Reading (listening) he who fights book 3 now. Thank you for helping this mailman pass the time. Did you really have to read each ? In the series or did you just loop it? Seems tedious.

Loppsit1 karma

Ha! I read every single question mark. Each one fresh and unique for you. Sorry if it was tedious 😂

Loppsit1 karma

Thanks for listening & thank you for your work. Mail carrier is a noble occupation!

Fleckeri1 karma

Are the books annotated or processed for ease of narration when you get them? e.g., different characters’ dialogue highlighted in different colors, phonetics for unusual pronunciations, direction on how to deliver a particular line, etc.

Loppsit2 karma

I wish! laughs No we basically get the book as is, and its up to a narrator to mark it up & do research.

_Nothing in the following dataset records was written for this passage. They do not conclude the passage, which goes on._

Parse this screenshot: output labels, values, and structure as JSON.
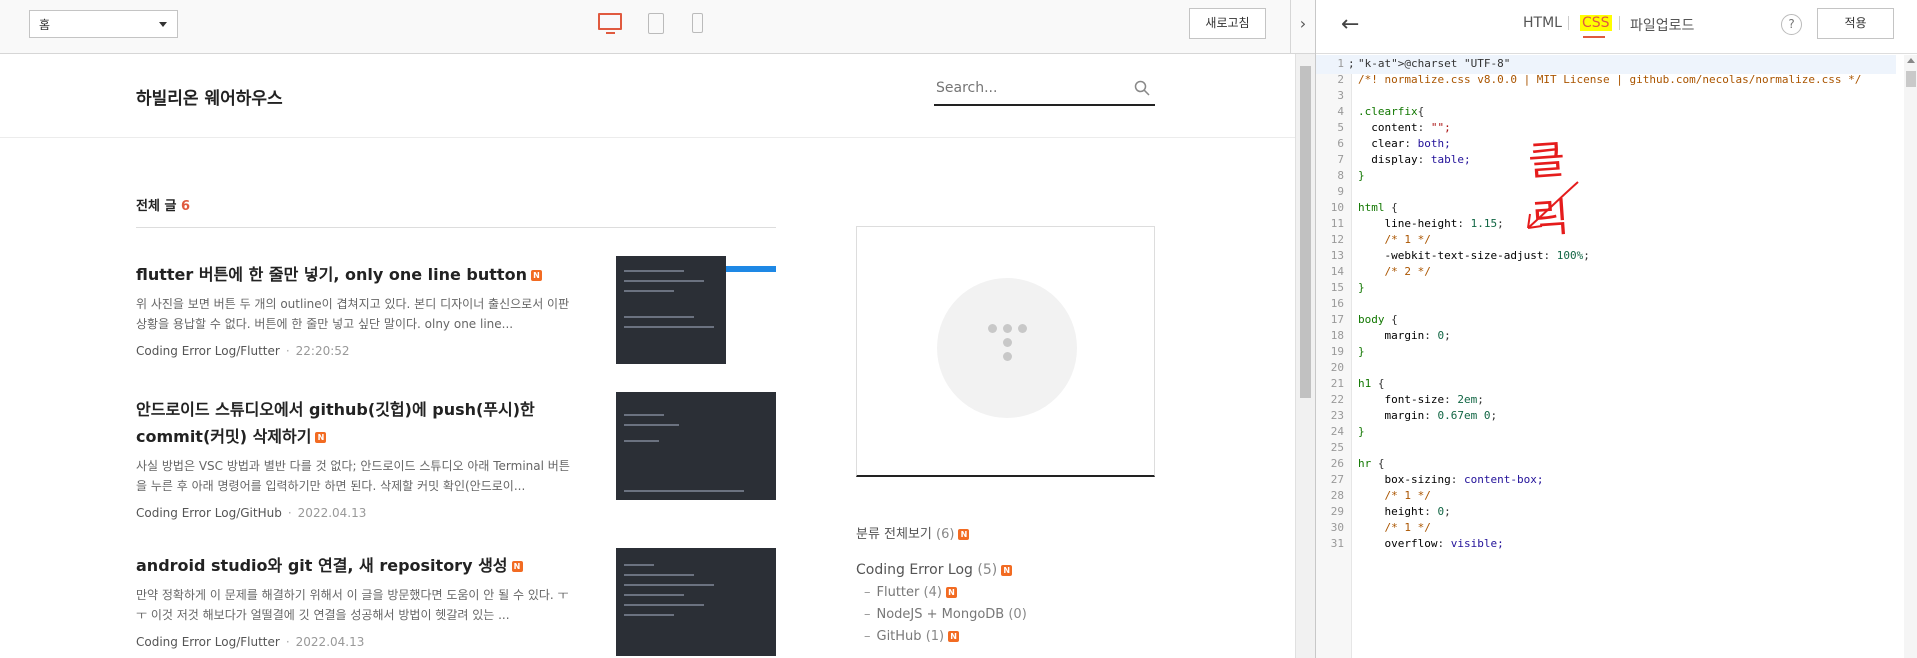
{
  "toolbar": {
    "select_value": "홈",
    "reload_label": "새로고침",
    "collapse_glyph": "›"
  },
  "blog": {
    "title": "하빌리온 웨어하우스",
    "search_placeholder": "Search...",
    "all_posts_label": "전체 글",
    "all_posts_count": "6"
  },
  "posts": [
    {
      "title": "flutter 버튼에 한 줄만 넣기, only one line button",
      "excerpt": "위 사진을 보면 버튼 두 개의 outline이 겹쳐지고 있다. 본디 디자이너 출신으로서 이판 상황을 용납할 수 없다. 버튼에 한 줄만 넣고 싶단 말이다. olny one line...",
      "category": "Coding Error Log/Flutter",
      "time": "22:20:52",
      "badge": "N"
    },
    {
      "title": "안드로이드 스튜디오에서 github(깃헙)에 push(푸시)한 commit(커밋) 삭제하기",
      "excerpt": "사실 방법은 VSC 방법과 별반 다를 것 없다; 안드로이드 스튜디오 아래 Terminal 버튼을 누른 후 아래 명령어를 입력하기만 하면 된다. 삭제할 커밋 확인(안드로이...",
      "category": "Coding Error Log/GitHub",
      "time": "2022.04.13",
      "badge": "N"
    },
    {
      "title": "android studio와 git 연결, 새 repository 생성",
      "excerpt": "만약 정확하게 이 문제를 해결하기 위해서 이 글을 방문했다면 도움이 안 될 수 있다. ㅜㅜ 이것 저것 해보다가 얼떨결에 깃 연결을 성공해서 방법이 헷갈려 있는 ...",
      "category": "Coding Error Log/Flutter",
      "time": "2022.04.13",
      "badge": "N"
    }
  ],
  "categories": {
    "all_label": "분류 전체보기",
    "all_count": "(6)",
    "top_label": "Coding Error Log",
    "top_count": "(5)",
    "subs": [
      {
        "label": "Flutter",
        "count": "(4)",
        "badge": true
      },
      {
        "label": "NodeJS + MongoDB",
        "count": "(0)",
        "badge": false
      },
      {
        "label": "GitHub",
        "count": "(1)",
        "badge": true
      }
    ]
  },
  "editor": {
    "tabs": {
      "html": "HTML",
      "css": "CSS",
      "upload": "파일업로드"
    },
    "help": "?",
    "apply_label": "적용",
    "back_glyph": "←",
    "annotation": "클릭",
    "lines": [
      "@charset \"UTF-8\";",
      "/*! normalize.css v8.0.0 | MIT License | github.com/necolas/normalize.css */",
      "",
      ".clearfix{",
      "  content: \"\";",
      "  clear: both;",
      "  display: table;",
      "}",
      "",
      "html {",
      "    line-height: 1.15;",
      "    /* 1 */",
      "    -webkit-text-size-adjust: 100%;",
      "    /* 2 */",
      "}",
      "",
      "body {",
      "    margin: 0;",
      "}",
      "",
      "h1 {",
      "    font-size: 2em;",
      "    margin: 0.67em 0;",
      "}",
      "",
      "hr {",
      "    box-sizing: content-box;",
      "    /* 1 */",
      "    height: 0;",
      "    /* 1 */",
      "    overflow: visible;"
    ]
  },
  "colors": {
    "accent": "#e05a3f",
    "badge": "#f26b22",
    "annotation": "#e51c1c",
    "highlight": "#ffff00"
  }
}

Some publishers might provide some research or pronunciations, it does vary. But in my experience at least, nope just the book & then you get to work!

mrstickball1 karma

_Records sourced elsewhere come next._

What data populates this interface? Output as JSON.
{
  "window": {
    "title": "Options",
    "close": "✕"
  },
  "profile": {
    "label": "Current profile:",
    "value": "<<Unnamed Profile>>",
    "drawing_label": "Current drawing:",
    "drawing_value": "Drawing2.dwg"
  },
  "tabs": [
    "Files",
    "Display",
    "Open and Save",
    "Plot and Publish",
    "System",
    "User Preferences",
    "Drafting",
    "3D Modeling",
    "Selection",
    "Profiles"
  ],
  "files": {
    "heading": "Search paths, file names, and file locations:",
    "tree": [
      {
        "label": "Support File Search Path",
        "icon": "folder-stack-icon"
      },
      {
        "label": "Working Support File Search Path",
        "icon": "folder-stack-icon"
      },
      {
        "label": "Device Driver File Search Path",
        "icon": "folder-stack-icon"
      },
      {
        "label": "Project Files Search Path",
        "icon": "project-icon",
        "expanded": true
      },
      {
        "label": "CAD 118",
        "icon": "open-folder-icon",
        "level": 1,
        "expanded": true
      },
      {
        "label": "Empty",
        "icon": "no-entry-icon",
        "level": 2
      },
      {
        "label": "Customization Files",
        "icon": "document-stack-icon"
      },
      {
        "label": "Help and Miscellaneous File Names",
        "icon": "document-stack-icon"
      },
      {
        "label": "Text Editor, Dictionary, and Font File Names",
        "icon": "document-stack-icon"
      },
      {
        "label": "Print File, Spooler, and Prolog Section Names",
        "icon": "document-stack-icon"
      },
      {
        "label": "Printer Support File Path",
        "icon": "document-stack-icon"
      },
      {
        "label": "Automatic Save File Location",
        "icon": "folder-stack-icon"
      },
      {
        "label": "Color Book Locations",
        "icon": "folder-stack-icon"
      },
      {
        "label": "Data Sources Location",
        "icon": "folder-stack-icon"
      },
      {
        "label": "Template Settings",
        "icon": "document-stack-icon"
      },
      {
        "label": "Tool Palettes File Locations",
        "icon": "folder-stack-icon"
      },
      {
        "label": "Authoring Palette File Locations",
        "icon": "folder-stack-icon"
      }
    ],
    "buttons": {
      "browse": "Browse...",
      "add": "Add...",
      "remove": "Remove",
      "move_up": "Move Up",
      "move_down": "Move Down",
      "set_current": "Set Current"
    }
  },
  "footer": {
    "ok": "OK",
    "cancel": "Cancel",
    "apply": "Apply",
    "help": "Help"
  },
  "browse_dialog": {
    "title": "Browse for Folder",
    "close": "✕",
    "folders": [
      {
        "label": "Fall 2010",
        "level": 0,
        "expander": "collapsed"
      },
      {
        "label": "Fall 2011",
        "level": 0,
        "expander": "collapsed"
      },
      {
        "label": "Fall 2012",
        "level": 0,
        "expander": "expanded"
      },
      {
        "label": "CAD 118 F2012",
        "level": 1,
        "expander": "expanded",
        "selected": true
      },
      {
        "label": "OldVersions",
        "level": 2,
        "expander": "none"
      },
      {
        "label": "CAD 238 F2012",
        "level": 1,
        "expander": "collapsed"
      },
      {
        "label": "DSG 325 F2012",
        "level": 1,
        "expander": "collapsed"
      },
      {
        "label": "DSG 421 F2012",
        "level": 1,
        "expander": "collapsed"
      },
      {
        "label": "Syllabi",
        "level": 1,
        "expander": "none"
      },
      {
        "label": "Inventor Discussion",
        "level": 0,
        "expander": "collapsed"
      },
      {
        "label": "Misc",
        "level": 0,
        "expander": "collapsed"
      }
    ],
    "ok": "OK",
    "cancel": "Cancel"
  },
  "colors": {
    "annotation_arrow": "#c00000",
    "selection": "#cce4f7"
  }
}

Whats your preferred hardware/tech stack for doing this?

Loppsit2 karma

I use a Neumann TLM 103, a dbx 286 & a Presonus 2/6 interface. I record in Studio One.

(I try not to get too obsessed/distracted by the gear, though that is easier now I have some decent stuff all up and working!)

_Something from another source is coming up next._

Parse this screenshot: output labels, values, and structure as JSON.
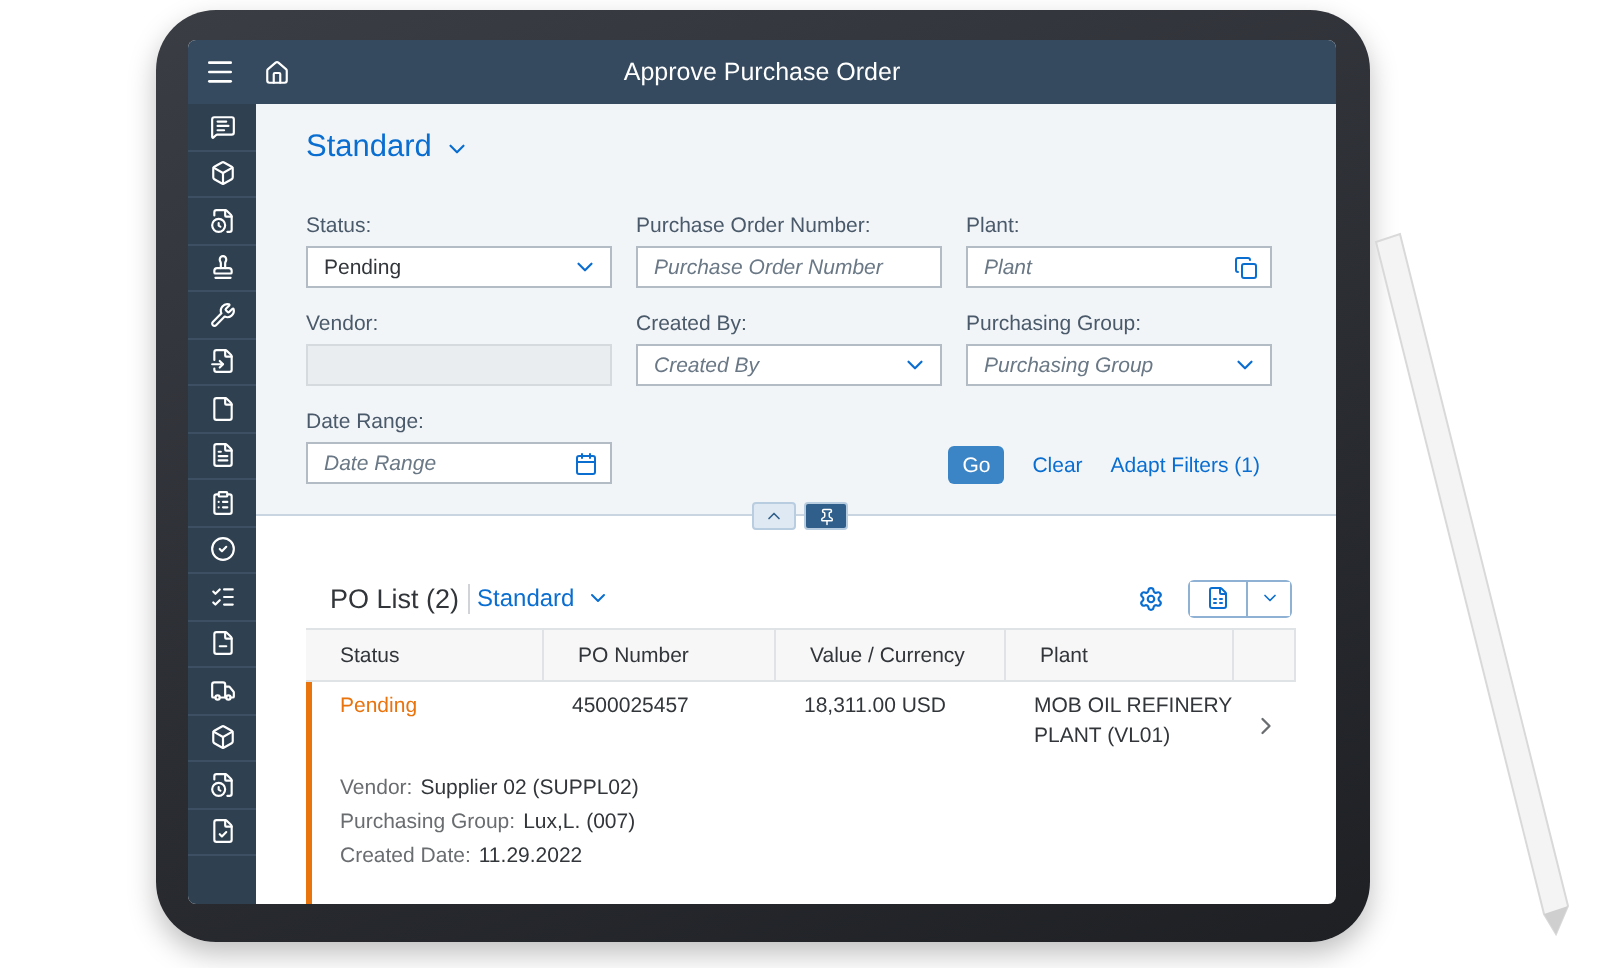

allend661 karma

Can you get me Scott Brick's autograph?

Loppsit1 karma


allend661 karma

Lol, thanks man. You're cool. I was just being a tool!

Loppsit2 karma

Well now I’m not going to ask you who to get Scott to make it out to 😉

Aaron11221 karma

I see the book that is releasing soon is roughly 21 hours long, how long would you say it took you to actually voice it? And what preperations do you take? I assume you read the full book or meet with the Author?

Loppsit1 karma

I’ve partially answered this elsewhere, but yes I read the book before. I can talk to the author through the publisher if I have questions. This particular book took about a month to do, some narrators would do it quicker, I am sure!

chompskey1 karma

My daughter loved The Boy Who Lost Fairyland, and she's very excited for Osmo Unknown and the Eightpenny Woods (preordered for next month!). She has 2 questions: 1) what was your favorite book as a child? and 2) if you could choose any children's book to narrate, which would you choose?

Loppsit2 karma

Hooray! Boy Who Lost was my first audiobook! Hello wonderful daughter! 1) My favorite book as a child was probably The Hobbit. Predictable but true. 2) Oooh I mean all the classics I can’t imagine without the narrators who did them. Hmmm. Osmo Unknown is my official answer! 😊

SheIsNotWorthIt1 karma

Your Top 5 Favorite Albums?

Loppsit3 karma

Love this question! So unrelated yet necessary. Also CHALLENGING will just list without thinking

1) Ok Computer - Radiohead

2) Wonders - SJ Tucker

3) The Downward Spiral - NIN

4) Changeling - Camille O’ Sullivan

5) Monty Python Sings - Monty Python